[Dataset entries]
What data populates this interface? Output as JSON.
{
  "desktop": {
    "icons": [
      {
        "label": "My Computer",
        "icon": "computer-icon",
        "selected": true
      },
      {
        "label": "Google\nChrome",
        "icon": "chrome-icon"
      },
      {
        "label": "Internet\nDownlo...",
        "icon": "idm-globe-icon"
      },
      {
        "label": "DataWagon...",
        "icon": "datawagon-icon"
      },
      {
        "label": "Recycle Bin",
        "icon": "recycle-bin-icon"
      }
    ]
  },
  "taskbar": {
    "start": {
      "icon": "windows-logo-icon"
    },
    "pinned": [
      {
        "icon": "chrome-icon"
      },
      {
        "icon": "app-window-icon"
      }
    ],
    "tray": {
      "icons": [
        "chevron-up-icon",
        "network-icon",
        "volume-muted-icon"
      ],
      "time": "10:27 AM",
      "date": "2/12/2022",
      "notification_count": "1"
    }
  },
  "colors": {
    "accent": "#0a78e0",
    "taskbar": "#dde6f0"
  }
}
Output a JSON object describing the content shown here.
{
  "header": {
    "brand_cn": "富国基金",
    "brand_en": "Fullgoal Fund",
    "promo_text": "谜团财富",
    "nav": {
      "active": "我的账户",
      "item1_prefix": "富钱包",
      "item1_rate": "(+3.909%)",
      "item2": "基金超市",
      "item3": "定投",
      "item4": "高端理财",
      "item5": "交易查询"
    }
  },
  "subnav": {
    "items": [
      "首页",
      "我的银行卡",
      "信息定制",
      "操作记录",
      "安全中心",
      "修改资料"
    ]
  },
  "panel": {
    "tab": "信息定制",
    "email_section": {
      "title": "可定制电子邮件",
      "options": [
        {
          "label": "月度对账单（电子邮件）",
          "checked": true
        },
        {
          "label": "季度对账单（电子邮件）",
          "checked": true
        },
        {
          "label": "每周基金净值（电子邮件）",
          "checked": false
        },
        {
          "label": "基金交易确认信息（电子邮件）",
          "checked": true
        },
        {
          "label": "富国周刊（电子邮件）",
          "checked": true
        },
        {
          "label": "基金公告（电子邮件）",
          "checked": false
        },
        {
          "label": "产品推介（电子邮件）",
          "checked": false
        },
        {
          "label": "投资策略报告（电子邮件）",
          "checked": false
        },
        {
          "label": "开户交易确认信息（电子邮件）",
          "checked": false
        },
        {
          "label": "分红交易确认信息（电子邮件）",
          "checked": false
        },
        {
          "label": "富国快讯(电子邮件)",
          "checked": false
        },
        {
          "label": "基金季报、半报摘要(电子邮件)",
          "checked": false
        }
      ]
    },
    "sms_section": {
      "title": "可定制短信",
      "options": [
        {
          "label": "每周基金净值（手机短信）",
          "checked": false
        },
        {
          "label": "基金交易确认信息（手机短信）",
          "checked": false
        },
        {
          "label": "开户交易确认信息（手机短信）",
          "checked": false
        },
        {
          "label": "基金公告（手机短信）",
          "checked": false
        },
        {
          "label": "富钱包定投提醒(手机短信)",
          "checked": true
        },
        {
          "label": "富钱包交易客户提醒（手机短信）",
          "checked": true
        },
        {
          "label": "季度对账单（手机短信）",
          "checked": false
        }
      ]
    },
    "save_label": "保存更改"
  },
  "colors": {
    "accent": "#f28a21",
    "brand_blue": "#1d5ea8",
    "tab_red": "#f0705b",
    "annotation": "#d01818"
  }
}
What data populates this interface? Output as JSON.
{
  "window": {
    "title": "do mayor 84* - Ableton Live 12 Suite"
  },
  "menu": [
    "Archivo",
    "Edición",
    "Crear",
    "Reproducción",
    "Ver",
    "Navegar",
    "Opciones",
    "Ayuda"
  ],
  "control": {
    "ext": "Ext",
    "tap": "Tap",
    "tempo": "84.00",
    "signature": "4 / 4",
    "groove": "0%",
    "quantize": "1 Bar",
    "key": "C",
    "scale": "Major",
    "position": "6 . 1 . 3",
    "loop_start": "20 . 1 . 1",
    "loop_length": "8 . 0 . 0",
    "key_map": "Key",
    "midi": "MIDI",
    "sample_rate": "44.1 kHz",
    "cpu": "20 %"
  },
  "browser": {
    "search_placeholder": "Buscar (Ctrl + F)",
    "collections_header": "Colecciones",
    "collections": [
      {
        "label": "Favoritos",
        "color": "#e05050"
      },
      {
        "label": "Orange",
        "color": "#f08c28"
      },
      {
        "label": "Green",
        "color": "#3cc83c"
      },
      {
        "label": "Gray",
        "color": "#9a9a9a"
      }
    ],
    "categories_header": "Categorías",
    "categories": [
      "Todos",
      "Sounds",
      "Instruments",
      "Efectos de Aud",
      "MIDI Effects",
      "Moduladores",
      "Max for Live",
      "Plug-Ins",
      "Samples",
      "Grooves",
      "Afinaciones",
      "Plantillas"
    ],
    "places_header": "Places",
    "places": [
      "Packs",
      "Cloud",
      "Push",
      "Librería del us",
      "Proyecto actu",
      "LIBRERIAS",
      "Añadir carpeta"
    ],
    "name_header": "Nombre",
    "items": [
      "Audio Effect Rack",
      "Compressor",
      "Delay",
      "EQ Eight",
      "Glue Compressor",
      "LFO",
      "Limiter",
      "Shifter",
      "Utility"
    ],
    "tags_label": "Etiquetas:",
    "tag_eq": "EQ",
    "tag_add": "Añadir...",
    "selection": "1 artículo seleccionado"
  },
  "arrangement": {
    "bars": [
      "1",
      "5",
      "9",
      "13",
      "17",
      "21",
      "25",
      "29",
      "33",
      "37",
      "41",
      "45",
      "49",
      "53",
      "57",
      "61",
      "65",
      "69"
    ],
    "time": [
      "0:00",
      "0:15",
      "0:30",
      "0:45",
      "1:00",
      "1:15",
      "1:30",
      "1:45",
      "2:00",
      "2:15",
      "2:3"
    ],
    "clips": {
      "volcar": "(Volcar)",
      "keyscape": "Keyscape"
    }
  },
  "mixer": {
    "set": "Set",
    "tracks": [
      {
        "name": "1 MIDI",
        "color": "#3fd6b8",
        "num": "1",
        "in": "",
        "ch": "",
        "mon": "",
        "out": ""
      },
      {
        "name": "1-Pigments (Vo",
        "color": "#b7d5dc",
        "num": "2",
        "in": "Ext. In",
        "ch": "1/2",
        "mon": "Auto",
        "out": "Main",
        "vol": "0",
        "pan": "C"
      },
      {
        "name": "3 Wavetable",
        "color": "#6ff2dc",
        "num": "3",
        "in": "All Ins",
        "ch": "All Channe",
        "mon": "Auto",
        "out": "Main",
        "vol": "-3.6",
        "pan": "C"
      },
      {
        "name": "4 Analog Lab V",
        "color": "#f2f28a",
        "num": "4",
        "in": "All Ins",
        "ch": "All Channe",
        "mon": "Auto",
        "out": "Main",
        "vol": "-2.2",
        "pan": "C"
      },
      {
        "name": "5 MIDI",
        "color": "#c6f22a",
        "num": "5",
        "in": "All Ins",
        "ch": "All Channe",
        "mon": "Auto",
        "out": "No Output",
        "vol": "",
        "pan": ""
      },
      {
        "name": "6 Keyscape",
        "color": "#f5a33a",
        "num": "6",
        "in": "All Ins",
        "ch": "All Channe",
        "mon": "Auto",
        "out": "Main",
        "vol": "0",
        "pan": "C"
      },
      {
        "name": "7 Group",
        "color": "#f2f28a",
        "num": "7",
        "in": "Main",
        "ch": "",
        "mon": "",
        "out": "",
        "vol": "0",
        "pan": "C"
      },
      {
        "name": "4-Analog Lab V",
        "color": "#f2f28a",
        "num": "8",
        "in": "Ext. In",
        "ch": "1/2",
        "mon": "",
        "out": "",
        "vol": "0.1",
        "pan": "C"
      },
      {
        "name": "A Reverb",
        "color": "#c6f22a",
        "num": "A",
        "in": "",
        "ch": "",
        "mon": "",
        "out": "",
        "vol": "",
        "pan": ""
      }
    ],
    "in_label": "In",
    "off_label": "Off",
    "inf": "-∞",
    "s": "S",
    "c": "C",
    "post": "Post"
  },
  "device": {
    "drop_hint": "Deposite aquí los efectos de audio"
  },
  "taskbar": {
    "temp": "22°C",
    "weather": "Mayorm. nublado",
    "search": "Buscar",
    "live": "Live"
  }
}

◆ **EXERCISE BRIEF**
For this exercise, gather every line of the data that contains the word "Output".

◆ **SOLUTION FOR THIS PROBLEM**
What data populates this interface? Output as JSON.
Output a JSON object describing the content shown here.
What data populates this interface? Output as JSON.
        "out": "No Output",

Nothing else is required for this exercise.